:: RECORDS SUPPLIED
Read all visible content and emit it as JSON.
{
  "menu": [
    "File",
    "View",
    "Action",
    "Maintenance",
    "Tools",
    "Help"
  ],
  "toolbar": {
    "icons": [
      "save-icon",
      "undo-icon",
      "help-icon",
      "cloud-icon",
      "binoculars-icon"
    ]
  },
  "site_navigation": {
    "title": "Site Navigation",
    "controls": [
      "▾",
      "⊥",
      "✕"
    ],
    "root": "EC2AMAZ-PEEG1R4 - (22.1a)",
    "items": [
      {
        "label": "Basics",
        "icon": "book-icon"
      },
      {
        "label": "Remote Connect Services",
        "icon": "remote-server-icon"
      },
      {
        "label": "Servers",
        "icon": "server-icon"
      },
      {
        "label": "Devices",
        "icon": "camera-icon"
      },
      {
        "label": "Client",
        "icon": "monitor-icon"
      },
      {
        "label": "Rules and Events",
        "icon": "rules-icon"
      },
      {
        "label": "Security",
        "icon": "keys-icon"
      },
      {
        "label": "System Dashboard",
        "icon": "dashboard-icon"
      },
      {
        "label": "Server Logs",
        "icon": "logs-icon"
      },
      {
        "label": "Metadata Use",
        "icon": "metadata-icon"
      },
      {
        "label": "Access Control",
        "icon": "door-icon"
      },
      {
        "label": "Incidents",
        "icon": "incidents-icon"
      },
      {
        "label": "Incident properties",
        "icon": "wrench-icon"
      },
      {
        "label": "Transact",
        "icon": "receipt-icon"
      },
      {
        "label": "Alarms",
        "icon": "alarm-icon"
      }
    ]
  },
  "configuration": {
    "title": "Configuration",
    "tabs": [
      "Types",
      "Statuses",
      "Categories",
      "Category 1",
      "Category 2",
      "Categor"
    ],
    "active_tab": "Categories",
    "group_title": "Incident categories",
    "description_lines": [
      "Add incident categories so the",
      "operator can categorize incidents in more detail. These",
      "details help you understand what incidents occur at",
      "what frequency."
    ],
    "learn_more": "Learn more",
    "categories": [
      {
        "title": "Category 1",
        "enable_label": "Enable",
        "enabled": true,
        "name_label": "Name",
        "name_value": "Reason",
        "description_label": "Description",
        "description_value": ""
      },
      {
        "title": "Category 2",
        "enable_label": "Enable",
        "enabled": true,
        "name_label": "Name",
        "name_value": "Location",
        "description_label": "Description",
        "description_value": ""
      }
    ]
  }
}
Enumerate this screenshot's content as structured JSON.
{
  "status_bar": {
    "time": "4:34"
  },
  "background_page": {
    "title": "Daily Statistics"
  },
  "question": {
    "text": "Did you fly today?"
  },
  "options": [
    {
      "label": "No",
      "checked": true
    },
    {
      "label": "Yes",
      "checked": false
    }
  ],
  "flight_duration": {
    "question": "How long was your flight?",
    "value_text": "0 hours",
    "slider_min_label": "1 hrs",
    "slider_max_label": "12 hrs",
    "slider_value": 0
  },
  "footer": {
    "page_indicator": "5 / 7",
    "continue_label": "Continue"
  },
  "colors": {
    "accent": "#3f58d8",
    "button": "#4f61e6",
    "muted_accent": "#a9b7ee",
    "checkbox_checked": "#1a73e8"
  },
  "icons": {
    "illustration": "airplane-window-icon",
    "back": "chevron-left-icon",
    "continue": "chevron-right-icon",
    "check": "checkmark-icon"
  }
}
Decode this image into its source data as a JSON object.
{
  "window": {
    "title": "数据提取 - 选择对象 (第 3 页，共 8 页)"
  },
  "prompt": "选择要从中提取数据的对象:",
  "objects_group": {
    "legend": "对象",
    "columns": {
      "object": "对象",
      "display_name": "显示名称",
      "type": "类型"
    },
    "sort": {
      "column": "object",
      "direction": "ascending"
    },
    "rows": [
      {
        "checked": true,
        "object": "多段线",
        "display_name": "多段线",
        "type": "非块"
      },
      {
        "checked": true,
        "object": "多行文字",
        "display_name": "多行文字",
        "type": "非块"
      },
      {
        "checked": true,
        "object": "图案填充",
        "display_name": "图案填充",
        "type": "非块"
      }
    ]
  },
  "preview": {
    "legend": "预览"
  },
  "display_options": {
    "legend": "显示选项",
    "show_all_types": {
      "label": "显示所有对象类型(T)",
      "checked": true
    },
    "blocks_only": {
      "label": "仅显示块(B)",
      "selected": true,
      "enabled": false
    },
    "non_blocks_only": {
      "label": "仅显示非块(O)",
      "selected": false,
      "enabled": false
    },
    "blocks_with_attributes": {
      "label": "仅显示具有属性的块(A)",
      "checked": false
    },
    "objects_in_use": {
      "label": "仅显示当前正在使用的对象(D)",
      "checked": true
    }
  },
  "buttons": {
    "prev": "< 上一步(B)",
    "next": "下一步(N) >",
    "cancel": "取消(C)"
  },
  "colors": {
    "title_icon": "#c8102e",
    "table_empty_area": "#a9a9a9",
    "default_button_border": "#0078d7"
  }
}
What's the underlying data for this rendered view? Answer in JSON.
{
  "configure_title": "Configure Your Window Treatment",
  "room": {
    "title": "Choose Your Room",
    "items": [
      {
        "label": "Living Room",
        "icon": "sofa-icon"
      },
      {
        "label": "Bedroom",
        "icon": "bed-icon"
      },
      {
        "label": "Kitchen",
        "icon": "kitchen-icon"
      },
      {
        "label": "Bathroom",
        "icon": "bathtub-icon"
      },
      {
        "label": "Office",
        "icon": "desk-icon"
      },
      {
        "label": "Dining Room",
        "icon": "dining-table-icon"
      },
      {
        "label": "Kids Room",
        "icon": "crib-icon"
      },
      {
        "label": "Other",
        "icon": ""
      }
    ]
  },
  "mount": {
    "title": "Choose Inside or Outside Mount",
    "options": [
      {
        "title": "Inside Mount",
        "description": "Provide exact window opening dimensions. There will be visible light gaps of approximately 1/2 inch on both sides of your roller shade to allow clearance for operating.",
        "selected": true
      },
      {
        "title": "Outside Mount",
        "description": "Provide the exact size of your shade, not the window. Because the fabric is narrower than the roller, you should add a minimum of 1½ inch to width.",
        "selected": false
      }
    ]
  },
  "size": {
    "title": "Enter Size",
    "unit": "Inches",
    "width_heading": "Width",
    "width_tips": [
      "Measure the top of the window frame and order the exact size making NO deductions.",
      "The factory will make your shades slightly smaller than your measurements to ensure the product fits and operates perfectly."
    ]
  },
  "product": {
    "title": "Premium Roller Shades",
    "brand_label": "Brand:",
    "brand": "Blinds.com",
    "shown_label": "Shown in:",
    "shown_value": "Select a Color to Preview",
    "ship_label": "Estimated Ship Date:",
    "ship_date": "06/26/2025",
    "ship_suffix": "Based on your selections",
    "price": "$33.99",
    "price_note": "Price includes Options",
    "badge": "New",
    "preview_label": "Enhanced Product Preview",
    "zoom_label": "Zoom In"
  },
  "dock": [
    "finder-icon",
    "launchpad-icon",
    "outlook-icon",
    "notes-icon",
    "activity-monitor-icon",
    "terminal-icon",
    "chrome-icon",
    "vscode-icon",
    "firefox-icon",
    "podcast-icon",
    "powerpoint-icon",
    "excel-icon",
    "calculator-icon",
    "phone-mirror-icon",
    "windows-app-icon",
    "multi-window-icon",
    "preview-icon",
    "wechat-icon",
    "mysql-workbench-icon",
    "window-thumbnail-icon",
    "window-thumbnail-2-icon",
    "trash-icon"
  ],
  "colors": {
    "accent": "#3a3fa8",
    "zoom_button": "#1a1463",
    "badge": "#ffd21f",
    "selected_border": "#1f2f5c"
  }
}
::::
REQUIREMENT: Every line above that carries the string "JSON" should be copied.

ANSWER SECTION:
Read all visible content and emit it as JSON.
Enumerate this screenshot's content as structured JSON.
Decode this image into its source data as a JSON object.
What's the underlying data for this rendered view? Answer in JSON.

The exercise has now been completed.